Boryskavich died of a brain hemorrhage after a violent confontation with officers responding to a domestic-related call. He was pepper-sprayed and wrestled to the ground, ultimately causing his neck to become twisted in such a manner that he suffered a fatal injury.
"The RCMP officers could have handled this situation in a manner more closely approximating their training and the best practices of policing. They did not," said Allen. He also criticized the way police gave evidence, saying they contradicted each other, and their previous statements on "many instances."
"The attending officers were not good witnesses," he said
Still, he said Boryskavich must also share in the blame for the tragic outcome.
"Mr. Boryskavich put himself in great jeapordy by violently resisting the attending officers. Evidence at the inquest indicates he had done this on numerous previous occassions," said Allen. "There is no specific failure on the part of attending officers which can be said to have produced this result. It is not possible to say that any commission or omission on the part of the RCMP caused his death."
Allen’s only recommendation was to provide "considerably increased" training to junior RCMP members, and "somewhat increased" training to veteran officers. This would include all aspects of their job, including dealing with volatile situations to note taking.
Allen said that the evidence provided by RCMP was so shoddy it may have resulted in an acquittal of an accused if provided in a criminal court proceeding.
"I point this out only to suggest that the RCMP consider tightening up procedures in a situation like this. Once it is clear that there is a use of force situation, the scene should be preserved and involved officers should be required to carefully and completely detail their involvement," said Allen.
On the night of the incident, RCMP had been called by Boryskavich’s ex-wife who wanted him removed because she feared for her safety. He became "combative" with five attending officers – at one point throwing punches at them -- and was left unconscious as a result of the struggle to control him, according to the judge.
Police admit they kicked him twice in the stomach area and hit him with a "glancing" foot strike to his head area. There is also conflicting testimony about whether he may have slipped and fell on a snow-covered patio while leaving the home or whether police knocked him to the ground

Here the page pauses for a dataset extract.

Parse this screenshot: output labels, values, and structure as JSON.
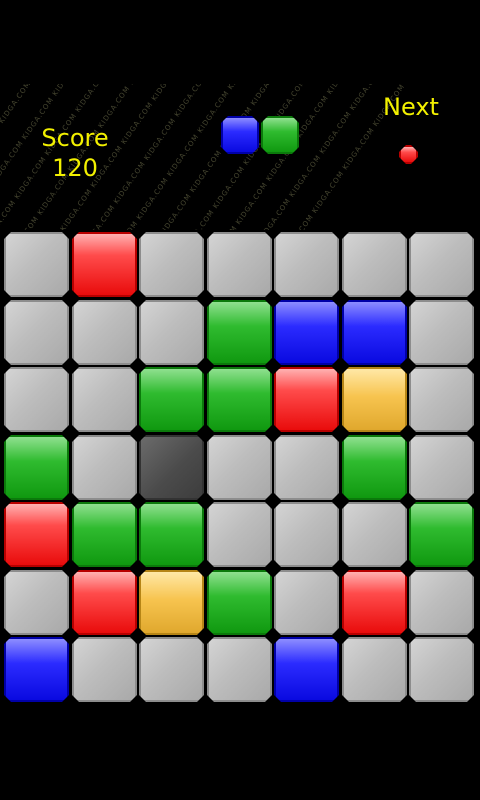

Boryskavich was rushed to hospital, where he died the next day. An autopsy revealed he had prescription anti-depressants and sleeping pills in his system with a blood alcohol level of 89 mg.